By Paola Bakker
Web Content Contributor
If you have been on social media recently, you may have heard of a small show called “Love Island (UK)” – a show that draws millions of viewers a night, airing six times a week on ITV. The premise of the show is simple – take a group of single young people, referred to as “Islanders,” keep them in a luxurious Spanish villa and record their antics 24/7. In order to make it to the end and win the 50,000 pound prize, Islanders must couple up with another person, as well as survive the public vote.
The show has been such a hit in the United Kingdom that it has made its way over the Atlantic, with both the British version becoming popular and available to stream on Hulu and with an American remake. “Love Island” is already making an impact in American pop culture, such as by making an appearance in HBO’s “Euphoria,” which becomes Zendaya’s character’s choice of show during her depressive episode. Influencers have also taken a liking to the show, shown in popular YouTuber Cody Ko’s video, “In Defense of Love Island,” in which he makes arguments against the main criticisms of the show.
With so many reality dating shows on American television, such as “Are You The One?”, “The Bachelor”, “Bachelor in Paradise” and so on, “Love Island” is a show completely unlike the others in the genre. Viewers get to watch relationships rise and fall in real time, have a say in who stays and goes through the public vote and see nearly every moment of the competitors’ days.
The show acts as a breath of fresh air to the American viewers attempting to understand the British banter of the show. They are tired of the fairytale idealism that the contestants of “The Bachelor” preach, which feels scripted and manipulated by producers. “Love Island” goes through every real and raw emotion of the Islanders, showing the viewers how every dramatic event unfolds and documenting every step of the way.

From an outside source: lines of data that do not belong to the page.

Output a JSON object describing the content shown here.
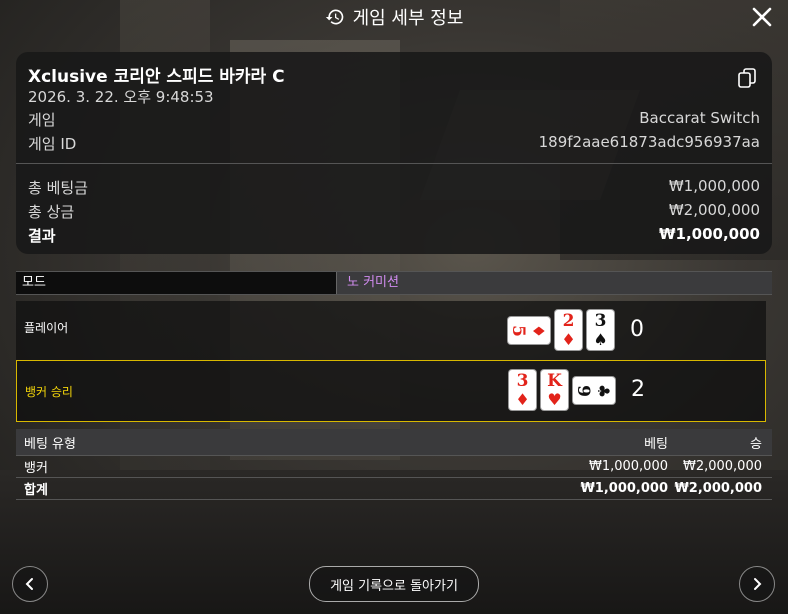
{
  "header": {
    "title": "게임 세부 정보",
    "history_icon": "history-icon",
    "close_icon": "close-icon"
  },
  "game": {
    "name": "Xclusive 코리안 스피드 바카라 C",
    "datetime": "2026. 3. 22. 오후 9:48:53",
    "game_label": "게임",
    "game_value": "Baccarat Switch",
    "id_label": "게임 ID",
    "id_value": "189f2aae61873adc956937aa",
    "total_bet_label": "총 베팅금",
    "total_bet_value": "₩1,000,000",
    "total_win_label": "총 상금",
    "total_win_value": "₩2,000,000",
    "result_label": "결과",
    "result_value": "₩1,000,000"
  },
  "mode": {
    "label": "모드",
    "value": "노 커미션"
  },
  "player": {
    "label": "플레이어",
    "score": "0",
    "cards": [
      {
        "rank": "5",
        "suit": "♦",
        "color": "red",
        "orientation": "side"
      },
      {
        "rank": "2",
        "suit": "♦",
        "color": "red",
        "orientation": "up"
      },
      {
        "rank": "3",
        "suit": "♠",
        "color": "black",
        "orientation": "up"
      }
    ]
  },
  "banker": {
    "label": "뱅커 승리",
    "score": "2",
    "cards": [
      {
        "rank": "3",
        "suit": "♦",
        "color": "red",
        "orientation": "up"
      },
      {
        "rank": "K",
        "suit": "♥",
        "color": "red",
        "orientation": "up"
      },
      {
        "rank": "9",
        "suit": "♣",
        "color": "black",
        "orientation": "side"
      }
    ]
  },
  "bets": {
    "headers": {
      "type": "베팅 유형",
      "bet": "베팅",
      "win": "승"
    },
    "rows": [
      {
        "type": "뱅커",
        "bet": "₩1,000,000",
        "win": "₩2,000,000"
      }
    ],
    "total": {
      "type": "합계",
      "bet": "₩1,000,000",
      "win": "₩2,000,000"
    }
  },
  "footer": {
    "back_label": "게임 기록으로 돌아가기",
    "prev_icon": "chevron-left-icon",
    "next_icon": "chevron-right-icon"
  },
  "colors": {
    "mode_value": "#d18cf0",
    "banker_highlight": "#f2d40a",
    "card_red": "#e2231a"
  }
}
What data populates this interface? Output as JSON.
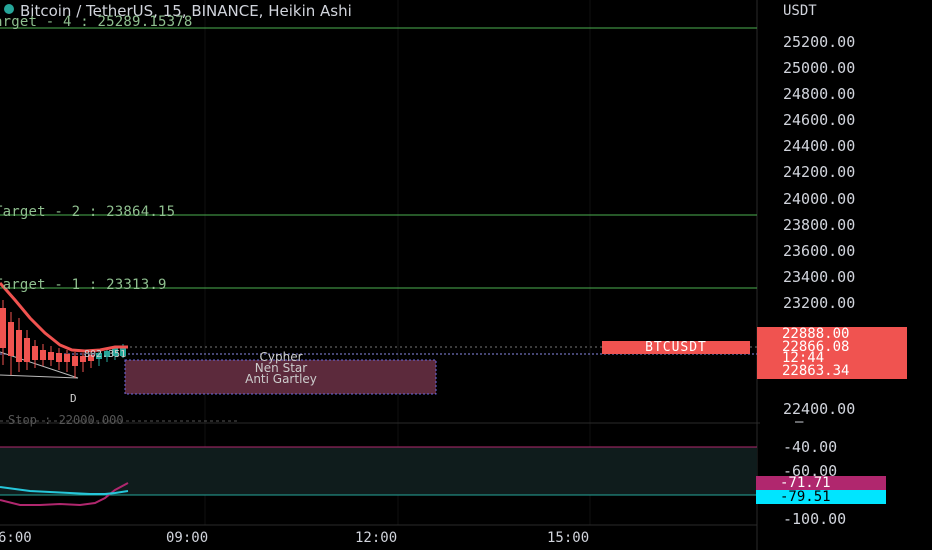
{
  "chart": {
    "title": "Bitcoin / TetherUS, 15, BINANCE, Heikin Ashi",
    "currency": "USDT",
    "targets": [
      {
        "text": "arget - 4 : 25289.15378"
      },
      {
        "text": "Target - 2 : 23864.15"
      },
      {
        "text": "Target - 1 : 23313.9"
      }
    ],
    "stop_label": "Stop : 22000.000",
    "price_axis": [
      "25200.00",
      "25000.00",
      "24800.00",
      "24600.00",
      "24400.00",
      "24200.00",
      "24000.00",
      "23800.00",
      "23600.00",
      "23400.00",
      "23200.00",
      "22400.00"
    ],
    "price_tags": {
      "high": "22888.00",
      "last": "22866.08",
      "countdown": "12:44",
      "low": "22863.34"
    },
    "symbol_tag": "BTCUSDT",
    "entry_label": "802.351",
    "point_label": "D",
    "pattern": {
      "line1": "Cypher",
      "line2": "Nen Star",
      "line3": "Anti Gartley"
    },
    "osc_axis": [
      "-40.00",
      "-60.00",
      "-100.00"
    ],
    "osc_tags": {
      "a": "-71.71",
      "b": "-79.51"
    },
    "time_axis": [
      "6:00",
      "09:00",
      "12:00",
      "15:00"
    ],
    "colors": {
      "up": "#26a69a",
      "down": "#f05350",
      "target_line": "#4caf50",
      "osc_line1": "#b0276e",
      "osc_line2": "#26c6da",
      "pattern_box": "#5c2a3c"
    }
  },
  "chart_data": {
    "type": "candlestick",
    "title": "Bitcoin / TetherUS, 15, BINANCE, Heikin Ashi",
    "target_levels": {
      "target_4": 25289.15378,
      "target_2": 23864.15,
      "target_1": 23313.9
    },
    "last_price": 22866.08,
    "oscillator": {
      "level_1": -71.71,
      "level_2": -79.51
    }
  }
}
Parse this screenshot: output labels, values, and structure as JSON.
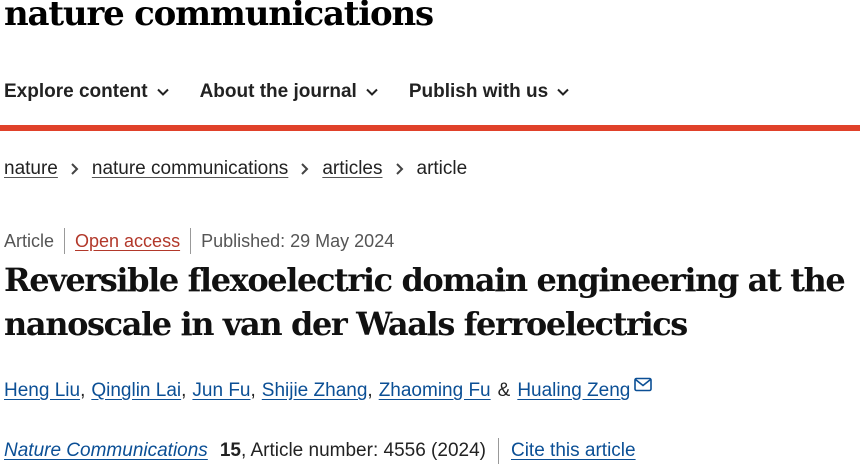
{
  "site": {
    "brand": "nature communications"
  },
  "nav": {
    "items": [
      {
        "label": "Explore content",
        "icon": "chevron-down-icon"
      },
      {
        "label": "About the journal",
        "icon": "chevron-down-icon"
      },
      {
        "label": "Publish with us",
        "icon": "chevron-down-icon"
      }
    ]
  },
  "colors": {
    "accent_bar": "#e0412a",
    "link": "#0b4f95",
    "open_access": "#b2382a"
  },
  "breadcrumb": {
    "items": [
      "nature",
      "nature communications",
      "articles"
    ],
    "current": "article"
  },
  "meta": {
    "type": "Article",
    "access": "Open access",
    "published": "Published: 29 May 2024"
  },
  "article": {
    "title_line1": "Reversible flexoelectric domain engineering at the",
    "title_line2": "nanoscale in van der Waals ferroelectrics"
  },
  "authors": {
    "names": [
      "Heng Liu",
      "Qinglin Lai",
      "Jun Fu",
      "Shijie Zhang",
      "Zhaoming Fu",
      "Hualing Zeng"
    ],
    "amp": "&",
    "mail_icon": "mail-icon"
  },
  "citation": {
    "journal": "Nature Communications",
    "volume": "15",
    "details": ", Article number: 4556 (2024)",
    "cite_label": "Cite this article"
  }
}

A lot of the drama in these typical reality shows becomes intense so quickly and makes viewers ask, “How did this argument escalate so fast?” It feels artificial and makes them wonder how much of it was manipulated by producers. For “Love Island,” however, every minute of it feels real. The viewers watch how quiet whispers and rumors about another Islander can quickly spread around the villa, ultimately leading to an explosion of built-up frustrations among contestants.
Sofia Hernandez, a graphic design student, talked about her love for the show and said, “It’s more straightforward than other dating shows, and it’s nice seeing a mix of men and women. You get a better glimpse into friendships that form among many of them, rather than the constant bickering that happens in shows with same-gender contestants. It also feels less produced than other dating shows because there’s so much content. There are pointless little scenes that are really just there to show you the Islanders’ personalities, while other shows seem more carefully edited to only show you the dramatic scenes and to push a certain narrative.”
In addition, American viewers get a glimpse into British culture and slang. It may take a few episodes and turning on the closed captioning to understand the Islanders’ conversations, but eventually they get the hang of the “chat” and “crack on.” The “banter” has gained attention on social media and has American viewers trying it out, like Brittany Tomlinson, also known as “Kombucha Girl,” on Twitter (@brittany_broski).
Personally, I have such a strong love for “Love Island” because of what an emotional rollercoaster it is. The setup of the show completely immerses the viewers by airing hour long episodes, six times a week, totaling about 50 episodes per season. It is difficult not to become completely invested in the Islanders and their love lives when I am exposed to so much of their lives on television. Watching it feels like a nice break from reality and lets me temporarily focus on someone else’s messy life instead of my own.
“Love Island” takes the inauthenticity out of dating shows. It takes a look at the fickle nature of relationships in a way that feels real and makes all of the contestants look human, rather than like reality TV stars. It makes sense that a show like this would become so popular in Great Britain and make its way over to the states, as it appeals to the humanity in everyone. If you’re interested in giving the show a shot, seasons one through five are available to stream on Hulu.
Featured image by Chris Roome via Creative Commons.